§ **Your instructions**: Exact copies of the line with "Parse this screenshot: output" and of all lines after it through the end of the entries are required, and no other lines.

§ **Task input**:
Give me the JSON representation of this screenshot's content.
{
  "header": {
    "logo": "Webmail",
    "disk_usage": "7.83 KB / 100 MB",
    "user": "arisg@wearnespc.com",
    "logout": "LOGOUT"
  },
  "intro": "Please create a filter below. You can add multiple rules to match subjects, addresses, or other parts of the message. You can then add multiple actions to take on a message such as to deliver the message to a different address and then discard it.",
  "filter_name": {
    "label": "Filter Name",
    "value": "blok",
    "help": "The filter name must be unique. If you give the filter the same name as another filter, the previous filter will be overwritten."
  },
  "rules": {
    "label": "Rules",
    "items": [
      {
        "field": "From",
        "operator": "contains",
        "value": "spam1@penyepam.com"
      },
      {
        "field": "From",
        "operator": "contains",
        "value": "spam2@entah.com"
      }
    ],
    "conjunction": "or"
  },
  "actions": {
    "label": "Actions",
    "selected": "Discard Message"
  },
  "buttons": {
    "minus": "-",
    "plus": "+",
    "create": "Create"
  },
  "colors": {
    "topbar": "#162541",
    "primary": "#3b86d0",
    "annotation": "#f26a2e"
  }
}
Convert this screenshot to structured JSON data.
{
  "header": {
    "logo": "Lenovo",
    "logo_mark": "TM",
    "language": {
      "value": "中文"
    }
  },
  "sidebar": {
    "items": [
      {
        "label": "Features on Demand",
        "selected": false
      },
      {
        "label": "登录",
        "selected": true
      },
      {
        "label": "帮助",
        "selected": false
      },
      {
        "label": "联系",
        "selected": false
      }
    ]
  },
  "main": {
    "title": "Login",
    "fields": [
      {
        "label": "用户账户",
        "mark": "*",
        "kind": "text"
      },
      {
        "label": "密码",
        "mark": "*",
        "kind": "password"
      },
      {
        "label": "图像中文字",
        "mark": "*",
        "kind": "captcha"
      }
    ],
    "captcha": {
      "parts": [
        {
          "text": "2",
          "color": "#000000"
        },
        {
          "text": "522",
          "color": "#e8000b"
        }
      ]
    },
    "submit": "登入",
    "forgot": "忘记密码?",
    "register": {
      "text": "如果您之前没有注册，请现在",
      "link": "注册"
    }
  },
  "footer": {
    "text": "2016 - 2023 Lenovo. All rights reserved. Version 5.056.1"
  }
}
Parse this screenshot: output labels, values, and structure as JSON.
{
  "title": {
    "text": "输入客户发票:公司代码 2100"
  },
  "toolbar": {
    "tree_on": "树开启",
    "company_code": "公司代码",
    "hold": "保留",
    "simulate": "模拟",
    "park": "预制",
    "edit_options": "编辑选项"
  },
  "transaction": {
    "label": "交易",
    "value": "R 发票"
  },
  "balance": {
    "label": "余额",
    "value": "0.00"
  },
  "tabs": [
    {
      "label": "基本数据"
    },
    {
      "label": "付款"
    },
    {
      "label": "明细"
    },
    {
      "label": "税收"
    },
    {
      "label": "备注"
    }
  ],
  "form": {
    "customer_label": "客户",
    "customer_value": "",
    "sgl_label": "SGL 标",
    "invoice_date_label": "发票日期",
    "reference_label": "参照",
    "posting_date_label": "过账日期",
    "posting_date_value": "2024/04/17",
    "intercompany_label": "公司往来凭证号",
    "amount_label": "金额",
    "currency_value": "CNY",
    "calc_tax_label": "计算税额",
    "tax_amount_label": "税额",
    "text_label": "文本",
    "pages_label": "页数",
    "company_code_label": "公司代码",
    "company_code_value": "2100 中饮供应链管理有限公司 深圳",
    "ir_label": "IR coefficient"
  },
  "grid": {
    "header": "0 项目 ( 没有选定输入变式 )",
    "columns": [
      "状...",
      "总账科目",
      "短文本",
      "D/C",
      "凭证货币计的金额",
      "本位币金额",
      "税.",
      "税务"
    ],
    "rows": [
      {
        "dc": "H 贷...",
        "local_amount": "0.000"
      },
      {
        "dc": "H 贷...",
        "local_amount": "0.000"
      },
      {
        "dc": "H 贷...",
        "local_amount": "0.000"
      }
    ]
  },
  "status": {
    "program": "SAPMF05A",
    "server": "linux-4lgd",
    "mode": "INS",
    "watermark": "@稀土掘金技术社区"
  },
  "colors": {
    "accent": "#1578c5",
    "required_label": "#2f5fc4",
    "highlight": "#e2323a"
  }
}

§ **Response area**:
Parse this screenshot: output labels, values, and structure as JSON.
{
  "title": {
    "text": "输入客户发票:公司代码 2100"
  },
  "toolbar": {
    "tree_on": "树开启",
    "company_code": "公司代码",
    "hold": "保留",
    "simulate": "模拟",
    "park": "预制",
    "edit_options": "编辑选项"
  },
  "transaction": {
    "label": "交易",
    "value": "R 发票"
  },
  "balance": {
    "label": "余额",
    "value": "0.00"
  },
  "tabs": [
    {
      "label": "基本数据"
    },
    {
      "label": "付款"
    },
    {
      "label": "明细"
    },
    {
      "label": "税收"
    },
    {
      "label": "备注"
    }
  ],
  "form": {
    "customer_label": "客户",
    "customer_value": "",
    "sgl_label": "SGL 标",
    "invoice_date_label": "发票日期",
    "reference_label": "参照",
    "posting_date_label": "过账日期",
    "posting_date_value": "2024/04/17",
    "intercompany_label": "公司往来凭证号",
    "amount_label": "金额",
    "currency_value": "CNY",
    "calc_tax_label": "计算税额",
    "tax_amount_label": "税额",
    "text_label": "文本",
    "pages_label": "页数",
    "company_code_label": "公司代码",
    "company_code_value": "2100 中饮供应链管理有限公司 深圳",
    "ir_label": "IR coefficient"
  },
  "grid": {
    "header": "0 项目 ( 没有选定输入变式 )",
    "columns": [
      "状...",
      "总账科目",
      "短文本",
      "D/C",
      "凭证货币计的金额",
      "本位币金额",
      "税.",
      "税务"
    ],
    "rows": [
      {
        "dc": "H 贷...",
        "local_amount": "0.000"
      },
      {
        "dc": "H 贷...",
        "local_amount": "0.000"
      },
      {
        "dc": "H 贷...",
        "local_amount": "0.000"
      }
    ]
  },
  "status": {
    "program": "SAPMF05A",
    "server": "linux-4lgd",
    "mode": "INS",
    "watermark": "@稀土掘金技术社区"
  },
  "colors": {
    "accent": "#1578c5",
    "required_label": "#2f5fc4",
    "highlight": "#e2323a"
  }
}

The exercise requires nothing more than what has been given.